One of the most important conversations going on in aviation today has to do with the proposal to remove the air traffic control organization from the FAA and turn it into a privatized entity. Proponents claim that this would free the function from the bureaucracy and petty budgetary pressures of the FAA and lead to more efficient operations. They also claim that it would result in more rapid modernization of the air traffic control system.
Opponents to the privatization proposal base most of their arguments on three points. First, they point out that air traffic control function is working well today, and that there is no reason to fix something that is not broken. Second, they claim that moving to a privatized system will inevitably lead to a user-fee system dominated by the airlines and which would penalize the general aviation sector. Third, they point out that this entity would have a monopoly control of the air traffic control system with minimal oversight by the government, a recipe for corruption and gross mismanagement.
As a pilot with over 47 years of experience operating under the FAA’s authority and five years as a senior executive at the agency, I have a strong opinion about these issues. In summary, I find the privatization arguments to be weak and driven by political dogma, and the arguments against completely valid.
But beyond my traditional aviation credentials, I am also an expert in the design and operation of complex systems. This leads to a different and, in my view, more important conclusion about the issue based not on whom the controllers work for, but how the system works.
Air transportation as we know it today is a complex system that requires many different elements work together well, not just ATC. Obviously air traffic control is a critical piece of that system, but it is neither the only one nor even the most important. Other elements are required to ensure that the flying public is safely transported to their destinations. These include:
Our safe and effective air transportation system works as well as it does because all of these elements are predominantly under the control of one agency that can make them work together. Airmen are trained and overseen to make sure that safe operating practices are followed. Flight standards inspectors ensure that the navigational and airport systems comply with established standards. Aircraft are designed and maintained to be safe. Aircraft navigation systems meet the requirements of the air traffic control system so that both know what to expect from each other, across countless combinations of ground, air, airspace, and weather conditions.
This integration would not be as effective if the many functions belonged to different organizations even within the government. Pulling a critical piece out of the government to create a new and far more contentious barrier to coordination would be damaging and would certainly result in more near misses and more.
It is true that some countries have implemented a privatized air traffic control function, but their ability to do so benefits from American leadership of the overall aviation system. FAA regulations, standards, and processes form the foundation for most of the world and thereby hold the system together.

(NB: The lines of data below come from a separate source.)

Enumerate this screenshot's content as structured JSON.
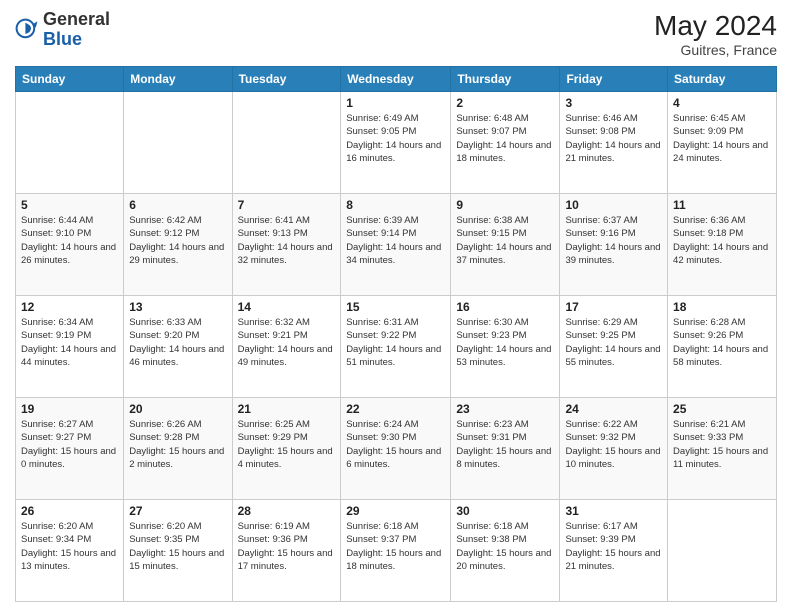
{
  "header": {
    "logo_general": "General",
    "logo_blue": "Blue",
    "month_year": "May 2024",
    "location": "Guitres, France"
  },
  "days_of_week": [
    "Sunday",
    "Monday",
    "Tuesday",
    "Wednesday",
    "Thursday",
    "Friday",
    "Saturday"
  ],
  "weeks": [
    [
      {
        "day": "",
        "sunrise": "",
        "sunset": "",
        "daylight": ""
      },
      {
        "day": "",
        "sunrise": "",
        "sunset": "",
        "daylight": ""
      },
      {
        "day": "",
        "sunrise": "",
        "sunset": "",
        "daylight": ""
      },
      {
        "day": "1",
        "sunrise": "Sunrise: 6:49 AM",
        "sunset": "Sunset: 9:05 PM",
        "daylight": "Daylight: 14 hours and 16 minutes."
      },
      {
        "day": "2",
        "sunrise": "Sunrise: 6:48 AM",
        "sunset": "Sunset: 9:07 PM",
        "daylight": "Daylight: 14 hours and 18 minutes."
      },
      {
        "day": "3",
        "sunrise": "Sunrise: 6:46 AM",
        "sunset": "Sunset: 9:08 PM",
        "daylight": "Daylight: 14 hours and 21 minutes."
      },
      {
        "day": "4",
        "sunrise": "Sunrise: 6:45 AM",
        "sunset": "Sunset: 9:09 PM",
        "daylight": "Daylight: 14 hours and 24 minutes."
      }
    ],
    [
      {
        "day": "5",
        "sunrise": "Sunrise: 6:44 AM",
        "sunset": "Sunset: 9:10 PM",
        "daylight": "Daylight: 14 hours and 26 minutes."
      },
      {
        "day": "6",
        "sunrise": "Sunrise: 6:42 AM",
        "sunset": "Sunset: 9:12 PM",
        "daylight": "Daylight: 14 hours and 29 minutes."
      },
      {
        "day": "7",
        "sunrise": "Sunrise: 6:41 AM",
        "sunset": "Sunset: 9:13 PM",
        "daylight": "Daylight: 14 hours and 32 minutes."
      },
      {
        "day": "8",
        "sunrise": "Sunrise: 6:39 AM",
        "sunset": "Sunset: 9:14 PM",
        "daylight": "Daylight: 14 hours and 34 minutes."
      },
      {
        "day": "9",
        "sunrise": "Sunrise: 6:38 AM",
        "sunset": "Sunset: 9:15 PM",
        "daylight": "Daylight: 14 hours and 37 minutes."
      },
      {
        "day": "10",
        "sunrise": "Sunrise: 6:37 AM",
        "sunset": "Sunset: 9:16 PM",
        "daylight": "Daylight: 14 hours and 39 minutes."
      },
      {
        "day": "11",
        "sunrise": "Sunrise: 6:36 AM",
        "sunset": "Sunset: 9:18 PM",
        "daylight": "Daylight: 14 hours and 42 minutes."
      }
    ],
    [
      {
        "day": "12",
        "sunrise": "Sunrise: 6:34 AM",
        "sunset": "Sunset: 9:19 PM",
        "daylight": "Daylight: 14 hours and 44 minutes."
      },
      {
        "day": "13",
        "sunrise": "Sunrise: 6:33 AM",
        "sunset": "Sunset: 9:20 PM",
        "daylight": "Daylight: 14 hours and 46 minutes."
      },
      {
        "day": "14",
        "sunrise": "Sunrise: 6:32 AM",
        "sunset": "Sunset: 9:21 PM",
        "daylight": "Daylight: 14 hours and 49 minutes."
      },
      {
        "day": "15",
        "sunrise": "Sunrise: 6:31 AM",
        "sunset": "Sunset: 9:22 PM",
        "daylight": "Daylight: 14 hours and 51 minutes."
      },
      {
        "day": "16",
        "sunrise": "Sunrise: 6:30 AM",
        "sunset": "Sunset: 9:23 PM",
        "daylight": "Daylight: 14 hours and 53 minutes."
      },
      {
        "day": "17",
        "sunrise": "Sunrise: 6:29 AM",
        "sunset": "Sunset: 9:25 PM",
        "daylight": "Daylight: 14 hours and 55 minutes."
      },
      {
        "day": "18",
        "sunrise": "Sunrise: 6:28 AM",
        "sunset": "Sunset: 9:26 PM",
        "daylight": "Daylight: 14 hours and 58 minutes."
      }
    ],
    [
      {
        "day": "19",
        "sunrise": "Sunrise: 6:27 AM",
        "sunset": "Sunset: 9:27 PM",
        "daylight": "Daylight: 15 hours and 0 minutes."
      },
      {
        "day": "20",
        "sunrise": "Sunrise: 6:26 AM",
        "sunset": "Sunset: 9:28 PM",
        "daylight": "Daylight: 15 hours and 2 minutes."
      },
      {
        "day": "21",
        "sunrise": "Sunrise: 6:25 AM",
        "sunset": "Sunset: 9:29 PM",
        "daylight": "Daylight: 15 hours and 4 minutes."
      },
      {
        "day": "22",
        "sunrise": "Sunrise: 6:24 AM",
        "sunset": "Sunset: 9:30 PM",
        "daylight": "Daylight: 15 hours and 6 minutes."
      },
      {
        "day": "23",
        "sunrise": "Sunrise: 6:23 AM",
        "sunset": "Sunset: 9:31 PM",
        "daylight": "Daylight: 15 hours and 8 minutes."
      },
      {
        "day": "24",
        "sunrise": "Sunrise: 6:22 AM",
        "sunset": "Sunset: 9:32 PM",
        "daylight": "Daylight: 15 hours and 10 minutes."
      },
      {
        "day": "25",
        "sunrise": "Sunrise: 6:21 AM",
        "sunset": "Sunset: 9:33 PM",
        "daylight": "Daylight: 15 hours and 11 minutes."
      }
    ],
    [
      {
        "day": "26",
        "sunrise": "Sunrise: 6:20 AM",
        "sunset": "Sunset: 9:34 PM",
        "daylight": "Daylight: 15 hours and 13 minutes."
      },
      {
        "day": "27",
        "sunrise": "Sunrise: 6:20 AM",
        "sunset": "Sunset: 9:35 PM",
        "daylight": "Daylight: 15 hours and 15 minutes."
      },
      {
        "day": "28",
        "sunrise": "Sunrise: 6:19 AM",
        "sunset": "Sunset: 9:36 PM",
        "daylight": "Daylight: 15 hours and 17 minutes."
      },
      {
        "day": "29",
        "sunrise": "Sunrise: 6:18 AM",
        "sunset": "Sunset: 9:37 PM",
        "daylight": "Daylight: 15 hours and 18 minutes."
      },
      {
        "day": "30",
        "sunrise": "Sunrise: 6:18 AM",
        "sunset": "Sunset: 9:38 PM",
        "daylight": "Daylight: 15 hours and 20 minutes."
      },
      {
        "day": "31",
        "sunrise": "Sunrise: 6:17 AM",
        "sunset": "Sunset: 9:39 PM",
        "daylight": "Daylight: 15 hours and 21 minutes."
      },
      {
        "day": "",
        "sunrise": "",
        "sunset": "",
        "daylight": ""
      }
    ]
  ]
}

All pilots know that the FAA has problems in the way it does its job, so it is fair to ask how many of these might honestly be made better by moving air traffic to a privatized organization? By my count, damn few. If perchance some improvement was found in one or two functions, it would be far outweighed by the breakage caused when air traffic was separated from the world air transportation system as a whole.
This leads to the most important conclusion of all: Air traffic control should not be privatized because doing so would gravely weaken the safety and effectiveness of the premier air transportation system on the planet.
James Van Laak is a former Deputy Associate Adminstrator for Commercial Space Transportation at the FAA. He served in the U.S. Air Force as a F-106 and A-10 pilot and worked at DARPA and at NASA as a manager on the International Space Station.